If Als made a conscious decision to view society from the outside in, Flanagan has always seen it from the inside out. Daughter of the novelist Thomas Flanagan (who grew up Irish in Greenwich, Connecticut), the reviewer met Ben Schwarz's wife when the two women taught together at a prep school in L.A. When Schwarz took over the Atlantic's books section, he immediately asked Flanagan to experiment with a new form.
"Caitlin has a true interest in, and affection for, popular culture," says Schwarz. "She's penetrating but doesn't always look at it with just a sneer." So does she sneer sometimes? "She would acknowledge some snobbery in her outlook," he says, adding, "Because she has a strong sense of her own heritage, it bothers her when class aspiration inspires people to do things that have nothing to do with their background."
Flanagan's first Atlantic piece purported to be a review of 12 books on marriage, but was actually a lament on the way expensive "white weddings" are now marketed as a status symbol to the hoi polloi. Old-fashioned brides did not scour sample sales for Vera Wang gowns, she noted, nor did they buy Bride's to learn honeymoon tricks involving "acrylic pearls [and] some water-based personal lubricant."
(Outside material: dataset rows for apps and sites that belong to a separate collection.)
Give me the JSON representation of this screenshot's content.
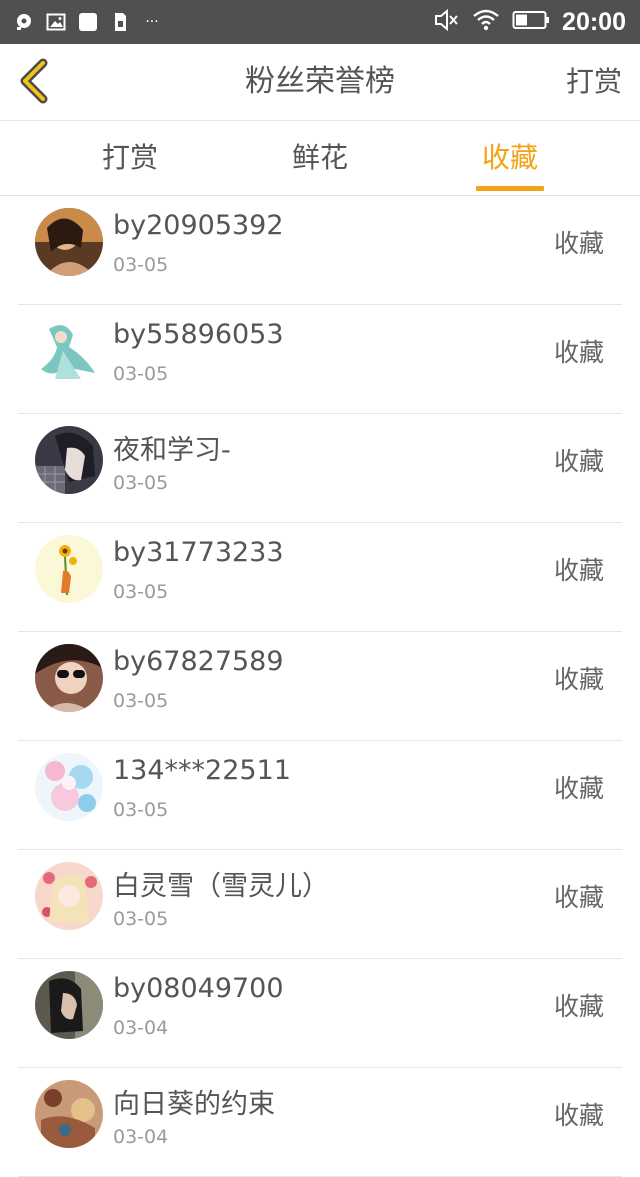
{
  "status_bar": {
    "icons_left": [
      "notification-icon",
      "image-icon",
      "square-icon",
      "sim-icon",
      "more-icon"
    ],
    "more": "···",
    "icons_right": [
      "mute-icon",
      "wifi-icon",
      "battery-icon"
    ],
    "time": "20:00"
  },
  "header": {
    "title": "粉丝荣誉榜",
    "right_action": "打赏",
    "accent_color": "#f3a316"
  },
  "tabs": [
    {
      "label": "打赏",
      "active": false
    },
    {
      "label": "鲜花",
      "active": false
    },
    {
      "label": "收藏",
      "active": true
    }
  ],
  "fans": [
    {
      "name": "by20905392",
      "date": "03-05",
      "action": "收藏"
    },
    {
      "name": "by55896053",
      "date": "03-05",
      "action": "收藏"
    },
    {
      "name": "夜和学习-",
      "date": "03-05",
      "action": "收藏"
    },
    {
      "name": "by31773233",
      "date": "03-05",
      "action": "收藏"
    },
    {
      "name": "by67827589",
      "date": "03-05",
      "action": "收藏"
    },
    {
      "name": "134***22511",
      "date": "03-05",
      "action": "收藏"
    },
    {
      "name": "白灵雪（雪灵儿）",
      "date": "03-05",
      "action": "收藏"
    },
    {
      "name": "by08049700",
      "date": "03-04",
      "action": "收藏"
    },
    {
      "name": "向日葵的约束",
      "date": "03-04",
      "action": "收藏"
    }
  ]
}
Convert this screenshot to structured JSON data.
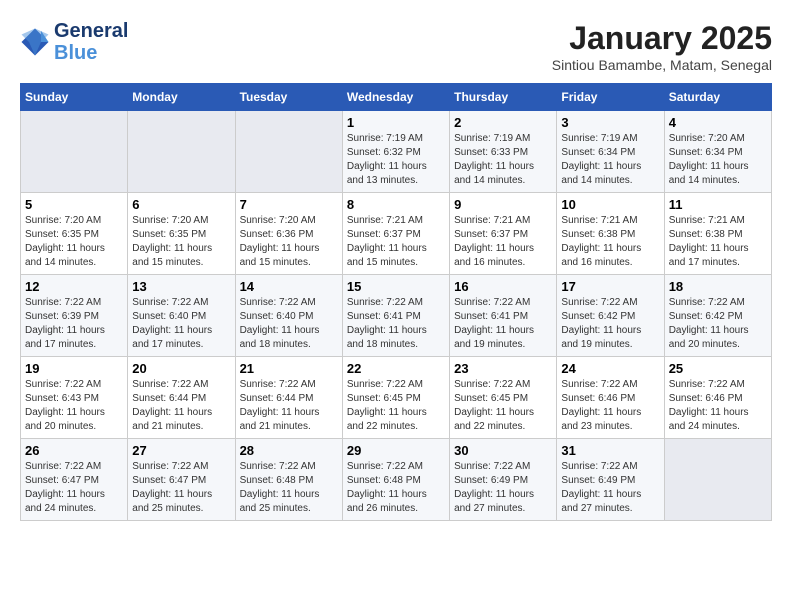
{
  "header": {
    "logo_line1": "General",
    "logo_line2": "Blue",
    "month": "January 2025",
    "location": "Sintiou Bamambe, Matam, Senegal"
  },
  "days_of_week": [
    "Sunday",
    "Monday",
    "Tuesday",
    "Wednesday",
    "Thursday",
    "Friday",
    "Saturday"
  ],
  "weeks": [
    [
      {
        "day": "",
        "info": ""
      },
      {
        "day": "",
        "info": ""
      },
      {
        "day": "",
        "info": ""
      },
      {
        "day": "1",
        "info": "Sunrise: 7:19 AM\nSunset: 6:32 PM\nDaylight: 11 hours\nand 13 minutes."
      },
      {
        "day": "2",
        "info": "Sunrise: 7:19 AM\nSunset: 6:33 PM\nDaylight: 11 hours\nand 14 minutes."
      },
      {
        "day": "3",
        "info": "Sunrise: 7:19 AM\nSunset: 6:34 PM\nDaylight: 11 hours\nand 14 minutes."
      },
      {
        "day": "4",
        "info": "Sunrise: 7:20 AM\nSunset: 6:34 PM\nDaylight: 11 hours\nand 14 minutes."
      }
    ],
    [
      {
        "day": "5",
        "info": "Sunrise: 7:20 AM\nSunset: 6:35 PM\nDaylight: 11 hours\nand 14 minutes."
      },
      {
        "day": "6",
        "info": "Sunrise: 7:20 AM\nSunset: 6:35 PM\nDaylight: 11 hours\nand 15 minutes."
      },
      {
        "day": "7",
        "info": "Sunrise: 7:20 AM\nSunset: 6:36 PM\nDaylight: 11 hours\nand 15 minutes."
      },
      {
        "day": "8",
        "info": "Sunrise: 7:21 AM\nSunset: 6:37 PM\nDaylight: 11 hours\nand 15 minutes."
      },
      {
        "day": "9",
        "info": "Sunrise: 7:21 AM\nSunset: 6:37 PM\nDaylight: 11 hours\nand 16 minutes."
      },
      {
        "day": "10",
        "info": "Sunrise: 7:21 AM\nSunset: 6:38 PM\nDaylight: 11 hours\nand 16 minutes."
      },
      {
        "day": "11",
        "info": "Sunrise: 7:21 AM\nSunset: 6:38 PM\nDaylight: 11 hours\nand 17 minutes."
      }
    ],
    [
      {
        "day": "12",
        "info": "Sunrise: 7:22 AM\nSunset: 6:39 PM\nDaylight: 11 hours\nand 17 minutes."
      },
      {
        "day": "13",
        "info": "Sunrise: 7:22 AM\nSunset: 6:40 PM\nDaylight: 11 hours\nand 17 minutes."
      },
      {
        "day": "14",
        "info": "Sunrise: 7:22 AM\nSunset: 6:40 PM\nDaylight: 11 hours\nand 18 minutes."
      },
      {
        "day": "15",
        "info": "Sunrise: 7:22 AM\nSunset: 6:41 PM\nDaylight: 11 hours\nand 18 minutes."
      },
      {
        "day": "16",
        "info": "Sunrise: 7:22 AM\nSunset: 6:41 PM\nDaylight: 11 hours\nand 19 minutes."
      },
      {
        "day": "17",
        "info": "Sunrise: 7:22 AM\nSunset: 6:42 PM\nDaylight: 11 hours\nand 19 minutes."
      },
      {
        "day": "18",
        "info": "Sunrise: 7:22 AM\nSunset: 6:42 PM\nDaylight: 11 hours\nand 20 minutes."
      }
    ],
    [
      {
        "day": "19",
        "info": "Sunrise: 7:22 AM\nSunset: 6:43 PM\nDaylight: 11 hours\nand 20 minutes."
      },
      {
        "day": "20",
        "info": "Sunrise: 7:22 AM\nSunset: 6:44 PM\nDaylight: 11 hours\nand 21 minutes."
      },
      {
        "day": "21",
        "info": "Sunrise: 7:22 AM\nSunset: 6:44 PM\nDaylight: 11 hours\nand 21 minutes."
      },
      {
        "day": "22",
        "info": "Sunrise: 7:22 AM\nSunset: 6:45 PM\nDaylight: 11 hours\nand 22 minutes."
      },
      {
        "day": "23",
        "info": "Sunrise: 7:22 AM\nSunset: 6:45 PM\nDaylight: 11 hours\nand 22 minutes."
      },
      {
        "day": "24",
        "info": "Sunrise: 7:22 AM\nSunset: 6:46 PM\nDaylight: 11 hours\nand 23 minutes."
      },
      {
        "day": "25",
        "info": "Sunrise: 7:22 AM\nSunset: 6:46 PM\nDaylight: 11 hours\nand 24 minutes."
      }
    ],
    [
      {
        "day": "26",
        "info": "Sunrise: 7:22 AM\nSunset: 6:47 PM\nDaylight: 11 hours\nand 24 minutes."
      },
      {
        "day": "27",
        "info": "Sunrise: 7:22 AM\nSunset: 6:47 PM\nDaylight: 11 hours\nand 25 minutes."
      },
      {
        "day": "28",
        "info": "Sunrise: 7:22 AM\nSunset: 6:48 PM\nDaylight: 11 hours\nand 25 minutes."
      },
      {
        "day": "29",
        "info": "Sunrise: 7:22 AM\nSunset: 6:48 PM\nDaylight: 11 hours\nand 26 minutes."
      },
      {
        "day": "30",
        "info": "Sunrise: 7:22 AM\nSunset: 6:49 PM\nDaylight: 11 hours\nand 27 minutes."
      },
      {
        "day": "31",
        "info": "Sunrise: 7:22 AM\nSunset: 6:49 PM\nDaylight: 11 hours\nand 27 minutes."
      },
      {
        "day": "",
        "info": ""
      }
    ]
  ]
}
In her ASME piece on Ivy League admissions, Flanagan mocks the way upper-class parents and children lust after the "best school," and concludes that truly smart kids don't need "some Ferrari of a college nudging them" toward a great educationbecause they will seek enlightenment wherever they go. She didn't point out that reading ASME submissions could be a fantastic writing course unto itself.